Lions, in the group of wild big cat family in East Africa, have a bigger risk of extinction as a result of climate change, which favours the proliferation of some parasitic diseases.
The alarming message on the possible contribution to the lions’ extinction is in a report by a team of US and African of researchers who investigated the cause of the 1994 and 2001 massive death of lions in Tanzania.
Even though lions in Rwanda’s Akagera National Park are not among those in jeopardy, it still remains an issue for further investigation.
“As a scientist, I have to first investigate,” said Tony Mudakikwa, a veterinary officer in the Rwanda Office of Tourism and National Parks (ORTPN).
However, Mudakikwa pointed out that despite climate changes like severe drought that periodically hit the area, no lion deaths has occurred in the park for the last two decades.
Analysing 30 years of data on lion populations and comparing it with precipitation records, the team established that climate changes favour the outbreak of various diseases, among which is the tick-borne disease, babesia.
The 1994 and 2001 outbreaks killed about a third of the lions in the Serengeti National Park, and about 40 percent in the Ngorongoro Crater.
They pointed out that convergence of several infectious agents are caused by environmental conditions that favour the parasites’ transmission and propagation.
The team of scientists further warned that similar interplay is likely to be occurring elsewhere and may worsen with similar climate change.
“With global warming, there is considerable concern that ecological patterns of disease will be altered, as has occurred with the recent high mortality epidemics in amphibians and corals,” they write in the open-access journal PLUS ONE.
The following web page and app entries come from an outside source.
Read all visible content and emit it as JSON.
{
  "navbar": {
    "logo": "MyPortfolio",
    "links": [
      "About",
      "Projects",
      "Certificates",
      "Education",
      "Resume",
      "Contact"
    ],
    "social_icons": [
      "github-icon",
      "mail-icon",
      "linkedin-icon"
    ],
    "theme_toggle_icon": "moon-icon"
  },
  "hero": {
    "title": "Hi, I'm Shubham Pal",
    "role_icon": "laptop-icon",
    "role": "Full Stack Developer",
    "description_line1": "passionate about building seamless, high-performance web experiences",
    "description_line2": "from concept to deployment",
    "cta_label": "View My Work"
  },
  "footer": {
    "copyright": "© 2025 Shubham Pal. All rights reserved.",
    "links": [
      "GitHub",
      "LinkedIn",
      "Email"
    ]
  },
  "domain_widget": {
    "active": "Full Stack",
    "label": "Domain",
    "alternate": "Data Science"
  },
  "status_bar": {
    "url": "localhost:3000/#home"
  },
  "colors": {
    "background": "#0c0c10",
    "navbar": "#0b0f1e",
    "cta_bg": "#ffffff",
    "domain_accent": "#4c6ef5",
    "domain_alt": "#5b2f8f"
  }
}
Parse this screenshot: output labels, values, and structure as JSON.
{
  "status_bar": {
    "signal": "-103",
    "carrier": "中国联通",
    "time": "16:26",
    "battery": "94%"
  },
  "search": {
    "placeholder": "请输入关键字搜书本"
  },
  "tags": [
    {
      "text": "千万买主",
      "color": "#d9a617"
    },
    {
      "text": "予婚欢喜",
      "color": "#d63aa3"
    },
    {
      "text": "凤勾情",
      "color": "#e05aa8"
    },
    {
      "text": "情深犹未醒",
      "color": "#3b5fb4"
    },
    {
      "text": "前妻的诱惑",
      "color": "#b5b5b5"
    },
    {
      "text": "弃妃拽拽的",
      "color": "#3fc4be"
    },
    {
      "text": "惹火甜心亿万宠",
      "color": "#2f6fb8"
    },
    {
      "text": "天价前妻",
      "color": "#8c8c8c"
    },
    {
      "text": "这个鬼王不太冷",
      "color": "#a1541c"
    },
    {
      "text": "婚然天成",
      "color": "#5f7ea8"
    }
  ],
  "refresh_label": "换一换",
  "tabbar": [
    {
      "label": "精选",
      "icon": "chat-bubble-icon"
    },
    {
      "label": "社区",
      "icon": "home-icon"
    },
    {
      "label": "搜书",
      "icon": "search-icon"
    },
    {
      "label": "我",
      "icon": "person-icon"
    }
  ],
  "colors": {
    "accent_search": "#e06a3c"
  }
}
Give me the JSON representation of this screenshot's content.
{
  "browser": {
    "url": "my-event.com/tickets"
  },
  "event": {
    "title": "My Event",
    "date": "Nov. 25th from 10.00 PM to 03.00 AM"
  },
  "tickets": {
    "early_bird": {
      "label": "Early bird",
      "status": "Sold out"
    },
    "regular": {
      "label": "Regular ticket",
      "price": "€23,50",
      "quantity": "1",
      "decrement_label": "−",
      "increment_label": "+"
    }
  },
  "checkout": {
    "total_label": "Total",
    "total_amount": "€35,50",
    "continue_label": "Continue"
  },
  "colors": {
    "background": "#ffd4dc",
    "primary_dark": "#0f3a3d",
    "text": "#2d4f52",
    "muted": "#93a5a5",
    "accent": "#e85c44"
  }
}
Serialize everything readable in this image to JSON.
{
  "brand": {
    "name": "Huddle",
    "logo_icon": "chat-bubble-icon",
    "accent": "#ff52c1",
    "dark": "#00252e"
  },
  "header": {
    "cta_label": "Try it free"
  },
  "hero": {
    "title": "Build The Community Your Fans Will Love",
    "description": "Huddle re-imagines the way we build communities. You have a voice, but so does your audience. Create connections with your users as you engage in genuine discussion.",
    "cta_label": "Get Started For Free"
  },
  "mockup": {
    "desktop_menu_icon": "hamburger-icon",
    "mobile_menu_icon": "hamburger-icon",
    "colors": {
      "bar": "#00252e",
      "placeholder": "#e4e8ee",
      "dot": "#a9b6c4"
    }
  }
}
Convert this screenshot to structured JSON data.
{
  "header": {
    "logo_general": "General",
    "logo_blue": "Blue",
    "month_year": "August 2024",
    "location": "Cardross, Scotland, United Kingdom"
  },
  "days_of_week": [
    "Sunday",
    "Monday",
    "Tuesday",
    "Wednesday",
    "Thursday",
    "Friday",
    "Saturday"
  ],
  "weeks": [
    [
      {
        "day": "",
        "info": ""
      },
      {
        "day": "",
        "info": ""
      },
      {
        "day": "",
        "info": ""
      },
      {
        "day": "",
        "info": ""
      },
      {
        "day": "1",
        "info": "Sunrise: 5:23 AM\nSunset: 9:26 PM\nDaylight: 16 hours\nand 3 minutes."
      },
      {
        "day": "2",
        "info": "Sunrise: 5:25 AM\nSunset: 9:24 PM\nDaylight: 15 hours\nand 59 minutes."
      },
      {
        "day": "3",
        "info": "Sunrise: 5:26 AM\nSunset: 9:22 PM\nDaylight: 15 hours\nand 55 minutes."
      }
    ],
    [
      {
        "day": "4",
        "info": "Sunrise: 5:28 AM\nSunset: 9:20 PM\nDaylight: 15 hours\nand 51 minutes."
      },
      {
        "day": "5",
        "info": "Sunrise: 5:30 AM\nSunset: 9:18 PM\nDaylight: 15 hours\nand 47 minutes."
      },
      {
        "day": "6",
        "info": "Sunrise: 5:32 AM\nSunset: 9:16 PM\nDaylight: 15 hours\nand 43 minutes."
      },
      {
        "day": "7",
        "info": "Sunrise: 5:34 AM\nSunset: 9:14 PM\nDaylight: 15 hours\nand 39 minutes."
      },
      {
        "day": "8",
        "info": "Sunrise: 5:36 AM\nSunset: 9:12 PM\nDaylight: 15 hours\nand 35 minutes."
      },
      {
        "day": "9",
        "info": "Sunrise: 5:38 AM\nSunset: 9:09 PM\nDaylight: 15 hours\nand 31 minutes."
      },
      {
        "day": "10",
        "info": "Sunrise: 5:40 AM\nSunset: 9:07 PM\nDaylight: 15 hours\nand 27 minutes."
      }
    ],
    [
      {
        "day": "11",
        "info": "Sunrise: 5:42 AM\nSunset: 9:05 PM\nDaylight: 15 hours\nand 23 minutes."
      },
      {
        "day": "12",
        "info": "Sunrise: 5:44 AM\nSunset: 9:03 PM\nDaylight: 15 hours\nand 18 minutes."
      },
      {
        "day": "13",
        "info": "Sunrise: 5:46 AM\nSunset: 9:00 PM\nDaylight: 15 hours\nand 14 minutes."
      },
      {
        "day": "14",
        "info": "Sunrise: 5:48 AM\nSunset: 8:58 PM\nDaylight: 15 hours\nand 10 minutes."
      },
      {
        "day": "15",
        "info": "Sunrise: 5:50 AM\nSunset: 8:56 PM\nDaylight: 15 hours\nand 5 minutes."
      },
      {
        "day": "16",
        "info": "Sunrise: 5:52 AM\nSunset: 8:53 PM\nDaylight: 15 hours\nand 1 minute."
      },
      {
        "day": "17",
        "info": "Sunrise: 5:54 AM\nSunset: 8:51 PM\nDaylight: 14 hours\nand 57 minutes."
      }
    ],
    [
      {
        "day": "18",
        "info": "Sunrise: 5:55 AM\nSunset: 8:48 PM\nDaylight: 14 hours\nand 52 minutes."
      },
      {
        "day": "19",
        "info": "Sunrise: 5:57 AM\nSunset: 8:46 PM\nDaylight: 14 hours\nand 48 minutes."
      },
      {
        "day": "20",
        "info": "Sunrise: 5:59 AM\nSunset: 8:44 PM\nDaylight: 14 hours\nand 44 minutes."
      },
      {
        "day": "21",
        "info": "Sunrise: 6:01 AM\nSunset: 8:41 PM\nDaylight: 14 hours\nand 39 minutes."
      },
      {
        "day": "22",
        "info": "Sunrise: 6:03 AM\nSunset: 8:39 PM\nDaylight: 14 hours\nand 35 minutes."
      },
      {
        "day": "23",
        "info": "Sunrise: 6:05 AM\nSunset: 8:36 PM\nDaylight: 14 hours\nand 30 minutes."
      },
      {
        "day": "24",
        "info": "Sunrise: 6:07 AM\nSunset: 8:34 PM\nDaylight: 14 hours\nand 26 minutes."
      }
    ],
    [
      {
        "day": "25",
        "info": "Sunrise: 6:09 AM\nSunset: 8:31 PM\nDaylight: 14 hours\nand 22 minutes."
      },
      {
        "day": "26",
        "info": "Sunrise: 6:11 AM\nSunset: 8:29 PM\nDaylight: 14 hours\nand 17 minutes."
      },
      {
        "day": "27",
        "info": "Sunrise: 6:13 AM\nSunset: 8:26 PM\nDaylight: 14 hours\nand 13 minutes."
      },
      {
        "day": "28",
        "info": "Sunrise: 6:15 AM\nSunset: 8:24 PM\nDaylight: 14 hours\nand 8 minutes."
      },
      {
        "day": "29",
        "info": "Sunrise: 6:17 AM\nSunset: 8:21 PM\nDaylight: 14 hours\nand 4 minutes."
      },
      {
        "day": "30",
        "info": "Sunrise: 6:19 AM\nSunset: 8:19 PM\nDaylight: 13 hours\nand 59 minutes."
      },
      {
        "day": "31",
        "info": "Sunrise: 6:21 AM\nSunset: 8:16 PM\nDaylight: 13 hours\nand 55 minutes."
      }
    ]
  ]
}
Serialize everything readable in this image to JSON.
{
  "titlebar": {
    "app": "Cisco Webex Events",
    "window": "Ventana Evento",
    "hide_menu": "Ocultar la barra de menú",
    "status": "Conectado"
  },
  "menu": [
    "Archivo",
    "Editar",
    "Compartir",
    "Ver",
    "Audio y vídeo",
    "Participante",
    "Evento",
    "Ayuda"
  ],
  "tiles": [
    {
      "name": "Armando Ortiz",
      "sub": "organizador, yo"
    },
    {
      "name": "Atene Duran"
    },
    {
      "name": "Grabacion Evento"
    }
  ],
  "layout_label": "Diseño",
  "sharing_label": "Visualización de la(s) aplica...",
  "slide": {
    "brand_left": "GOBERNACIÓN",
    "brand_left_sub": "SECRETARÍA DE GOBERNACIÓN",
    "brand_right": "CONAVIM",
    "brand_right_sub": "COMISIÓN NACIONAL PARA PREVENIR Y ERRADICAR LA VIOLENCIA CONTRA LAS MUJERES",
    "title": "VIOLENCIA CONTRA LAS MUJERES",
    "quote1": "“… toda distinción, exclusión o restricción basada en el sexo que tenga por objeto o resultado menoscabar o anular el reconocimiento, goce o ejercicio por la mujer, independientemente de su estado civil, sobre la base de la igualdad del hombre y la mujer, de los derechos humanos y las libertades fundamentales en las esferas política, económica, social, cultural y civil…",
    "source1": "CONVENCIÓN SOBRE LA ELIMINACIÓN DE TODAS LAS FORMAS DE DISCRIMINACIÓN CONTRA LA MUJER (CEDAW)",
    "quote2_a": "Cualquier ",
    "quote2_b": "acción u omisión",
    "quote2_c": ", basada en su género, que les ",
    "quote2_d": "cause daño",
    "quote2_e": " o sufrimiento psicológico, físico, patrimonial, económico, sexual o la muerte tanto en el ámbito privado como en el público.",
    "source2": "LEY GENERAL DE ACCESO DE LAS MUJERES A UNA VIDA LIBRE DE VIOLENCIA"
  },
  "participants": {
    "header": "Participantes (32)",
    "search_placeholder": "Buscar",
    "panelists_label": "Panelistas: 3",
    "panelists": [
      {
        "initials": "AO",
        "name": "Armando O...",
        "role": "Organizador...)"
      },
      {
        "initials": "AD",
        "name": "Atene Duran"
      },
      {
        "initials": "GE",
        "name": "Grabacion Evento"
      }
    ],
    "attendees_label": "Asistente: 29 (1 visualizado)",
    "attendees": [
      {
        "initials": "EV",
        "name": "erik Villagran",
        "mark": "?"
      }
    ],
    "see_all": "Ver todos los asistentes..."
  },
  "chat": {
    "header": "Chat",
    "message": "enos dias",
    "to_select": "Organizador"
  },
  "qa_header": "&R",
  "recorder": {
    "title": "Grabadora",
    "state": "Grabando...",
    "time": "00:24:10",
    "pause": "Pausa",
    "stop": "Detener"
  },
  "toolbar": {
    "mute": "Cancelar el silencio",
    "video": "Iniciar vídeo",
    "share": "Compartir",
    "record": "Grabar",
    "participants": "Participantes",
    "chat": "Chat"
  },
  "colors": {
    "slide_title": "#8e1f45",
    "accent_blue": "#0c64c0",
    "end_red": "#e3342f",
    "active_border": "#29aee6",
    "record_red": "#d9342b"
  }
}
They further noted that lions which feast on disease-weakened prey get infected. Their data illustrate how climate change extremes can promote a complex interplay between epidemics in isolation and co-infection results in catastrophic mortality.